The father insisted that there were a number of reasons for sending the child to Woodroffe, including:
- the school is in the jurisdiction of the parties’ former home where the parties had lived from the time of the child’s birth, until their recent split;
- the school is therefore where many of the child’s neighbourhood friends, as well as his friends from daycare, would attend;
- the father had remained in the catchment area of this particular school after he moved out of the parties’ shared home to ensure that the child would be able to go to school there;
- the father intends to remain in this catchment area to ensure this;
- the mother’s insistence on Agincourt is based solely on her own convenience.
The mother likewise laid out a number of reasons for sending the child to Agincourt, including:
- the school is very close to her home, and the child would not need to take the bus (whereas he would have to take the bus if he attended Woodroffe, despite its close proximity to the father’s new home);
- the child would not have to attend daycare on the days he was in her care, as he could simply walk home;
- the mother purchased a home in the Agincourt catchment area, whereas the father was only renting in the Woodroffe catchment area.
The Court’s Decision
The court noted that both schools offer a J.K. to Grade 8 French immersion program (which both parents agreed the child should be registered in). Both schools offer also offer before and after school daycare.
The court further noted that having the ability to walk to school is “not a factor that bears much weight on [the] decision”. Both parents work from their respective homes, they have control over their flexible schedules, they can drop the child off and pick him up whenever is required, or they can also choose to place him in daycare or keep him home before and after school as needed. Indeed, the court stated:
While it may be accommodating for [the child] to be able to walk home on the days he is with his mother, when she returns to a full-time work schedule (as will be required of her to maximize her income) [the child] may have to attend daycare regardless of his proximity to his mother’s home. Whether he takes the bus or walks has no impact on the need for daycare in this case given the parties’ work arrangements.
In addition, the court noted that it did not agree that renting a home makes one parent’s living arrangement less permanent than owing a home. After all, plenty of people stay for years in a rental whereas plenty of others buy a home and move out in a shorter period of time.
The court pointed out that the parties had lived together in the Woodroffe catchment area until their separation in late 2017. That area is where most of the child’s friends are, and where he attended daycare. Had the parties had discussions about where the child would go to school before they separated (as was alleged by the father) then Woodroffe would have been the natural choice and it would have been a very important issue for the mother to canvas with the father before deciding to buy a home in a different catchment area.
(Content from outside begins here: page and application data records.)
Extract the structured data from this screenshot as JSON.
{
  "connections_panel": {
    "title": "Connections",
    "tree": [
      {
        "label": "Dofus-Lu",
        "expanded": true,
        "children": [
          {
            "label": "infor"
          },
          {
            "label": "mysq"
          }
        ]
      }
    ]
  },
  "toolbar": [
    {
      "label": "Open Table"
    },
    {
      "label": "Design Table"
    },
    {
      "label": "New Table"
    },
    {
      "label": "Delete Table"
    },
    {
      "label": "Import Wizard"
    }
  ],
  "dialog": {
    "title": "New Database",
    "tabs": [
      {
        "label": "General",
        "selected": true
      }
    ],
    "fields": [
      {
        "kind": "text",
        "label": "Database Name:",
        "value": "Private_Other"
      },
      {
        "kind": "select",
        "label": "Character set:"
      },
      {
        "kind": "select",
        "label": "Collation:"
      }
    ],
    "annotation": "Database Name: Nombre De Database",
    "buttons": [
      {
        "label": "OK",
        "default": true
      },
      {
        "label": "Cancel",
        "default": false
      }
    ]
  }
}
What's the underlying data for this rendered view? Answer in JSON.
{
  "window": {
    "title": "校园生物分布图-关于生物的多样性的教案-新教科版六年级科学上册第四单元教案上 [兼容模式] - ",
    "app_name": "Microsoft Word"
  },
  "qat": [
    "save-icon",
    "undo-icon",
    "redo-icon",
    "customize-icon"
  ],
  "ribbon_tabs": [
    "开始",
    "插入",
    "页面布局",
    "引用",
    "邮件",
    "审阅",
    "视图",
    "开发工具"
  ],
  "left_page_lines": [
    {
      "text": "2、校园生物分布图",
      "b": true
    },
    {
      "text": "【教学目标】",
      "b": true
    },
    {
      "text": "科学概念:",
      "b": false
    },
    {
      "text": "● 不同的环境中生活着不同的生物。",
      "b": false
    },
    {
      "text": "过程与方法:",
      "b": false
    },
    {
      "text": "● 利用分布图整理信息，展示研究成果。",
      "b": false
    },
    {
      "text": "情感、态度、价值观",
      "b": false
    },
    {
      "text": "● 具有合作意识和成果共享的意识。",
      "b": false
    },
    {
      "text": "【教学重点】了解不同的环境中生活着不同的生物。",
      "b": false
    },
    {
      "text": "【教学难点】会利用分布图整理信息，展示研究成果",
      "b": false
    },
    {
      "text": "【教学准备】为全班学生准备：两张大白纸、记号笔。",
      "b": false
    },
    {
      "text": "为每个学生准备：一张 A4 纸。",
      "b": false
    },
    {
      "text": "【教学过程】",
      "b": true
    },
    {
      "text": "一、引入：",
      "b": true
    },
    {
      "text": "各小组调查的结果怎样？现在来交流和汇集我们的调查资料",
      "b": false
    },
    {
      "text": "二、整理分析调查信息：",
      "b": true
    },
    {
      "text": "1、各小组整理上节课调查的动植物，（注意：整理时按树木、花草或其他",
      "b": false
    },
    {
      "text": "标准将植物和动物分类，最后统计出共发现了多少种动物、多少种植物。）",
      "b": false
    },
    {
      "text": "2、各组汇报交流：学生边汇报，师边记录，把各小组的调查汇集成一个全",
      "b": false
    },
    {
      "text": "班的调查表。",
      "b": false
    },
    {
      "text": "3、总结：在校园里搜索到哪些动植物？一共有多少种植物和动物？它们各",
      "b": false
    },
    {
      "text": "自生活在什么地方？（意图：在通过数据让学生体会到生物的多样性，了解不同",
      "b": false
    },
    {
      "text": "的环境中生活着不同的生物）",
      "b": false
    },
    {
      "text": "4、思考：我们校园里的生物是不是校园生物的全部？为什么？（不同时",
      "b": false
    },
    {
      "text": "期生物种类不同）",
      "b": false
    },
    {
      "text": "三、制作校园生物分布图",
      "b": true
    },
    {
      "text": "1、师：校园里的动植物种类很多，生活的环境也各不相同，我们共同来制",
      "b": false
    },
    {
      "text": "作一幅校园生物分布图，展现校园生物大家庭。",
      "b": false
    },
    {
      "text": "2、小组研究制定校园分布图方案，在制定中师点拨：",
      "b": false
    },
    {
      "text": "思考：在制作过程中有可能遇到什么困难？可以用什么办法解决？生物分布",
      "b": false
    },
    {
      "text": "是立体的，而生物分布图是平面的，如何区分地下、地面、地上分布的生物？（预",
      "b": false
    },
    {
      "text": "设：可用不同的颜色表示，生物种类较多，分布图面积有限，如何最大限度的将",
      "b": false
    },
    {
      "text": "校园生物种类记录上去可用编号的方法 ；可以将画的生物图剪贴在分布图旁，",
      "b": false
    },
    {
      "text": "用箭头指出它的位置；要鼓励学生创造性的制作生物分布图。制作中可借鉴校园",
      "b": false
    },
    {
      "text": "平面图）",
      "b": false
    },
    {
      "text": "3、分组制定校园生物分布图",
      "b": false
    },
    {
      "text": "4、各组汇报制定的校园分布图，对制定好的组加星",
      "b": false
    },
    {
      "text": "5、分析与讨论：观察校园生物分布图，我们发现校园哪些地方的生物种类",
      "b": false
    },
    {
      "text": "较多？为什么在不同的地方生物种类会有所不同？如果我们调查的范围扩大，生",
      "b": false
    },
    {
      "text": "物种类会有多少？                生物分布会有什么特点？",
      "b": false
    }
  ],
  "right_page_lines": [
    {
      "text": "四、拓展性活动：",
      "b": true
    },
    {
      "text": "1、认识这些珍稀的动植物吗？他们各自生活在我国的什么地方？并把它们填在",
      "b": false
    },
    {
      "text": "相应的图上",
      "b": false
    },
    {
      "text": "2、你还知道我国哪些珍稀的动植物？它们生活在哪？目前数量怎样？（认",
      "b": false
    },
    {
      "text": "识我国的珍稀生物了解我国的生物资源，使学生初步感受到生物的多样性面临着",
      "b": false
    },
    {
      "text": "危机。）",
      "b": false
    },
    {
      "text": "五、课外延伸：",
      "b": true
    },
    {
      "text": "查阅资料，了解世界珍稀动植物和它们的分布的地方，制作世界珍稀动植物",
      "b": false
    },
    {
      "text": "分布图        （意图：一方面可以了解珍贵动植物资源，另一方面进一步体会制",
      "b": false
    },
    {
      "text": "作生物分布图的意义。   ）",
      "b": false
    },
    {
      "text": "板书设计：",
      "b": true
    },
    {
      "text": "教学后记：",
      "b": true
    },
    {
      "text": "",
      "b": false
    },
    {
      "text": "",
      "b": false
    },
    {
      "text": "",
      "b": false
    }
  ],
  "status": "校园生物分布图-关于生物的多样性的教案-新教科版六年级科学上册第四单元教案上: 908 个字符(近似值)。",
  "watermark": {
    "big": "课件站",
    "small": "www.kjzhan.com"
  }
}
The court concluded that it would be in the child’s best interests to attend Woodroffe Public School and made an order to that effect.
When the need for a family law lawyer arises, it’s often a deeply personal and emotional set of circumstances. Jason Howie offers personal, customized services for clients in need of family law guidance. You won’t be dealing with a large, faceless organization. What you will find with Jason is a small firm dedicated to working with you directly, and putting your needs and the needs of your children ahead of all others. You will be working with someone who will give your case the attention it deserves, and who is willing to put in long hours to ensure every care is taken to protect your concerns. If you have questions about challenging and highly emotional aspects of a separation or divorce, including questions surrounding child custody and important decisions surrounding your children, contact Windsor family lawyer Jason P. Howie, Professional Corporation, at 519-800-1039 or online.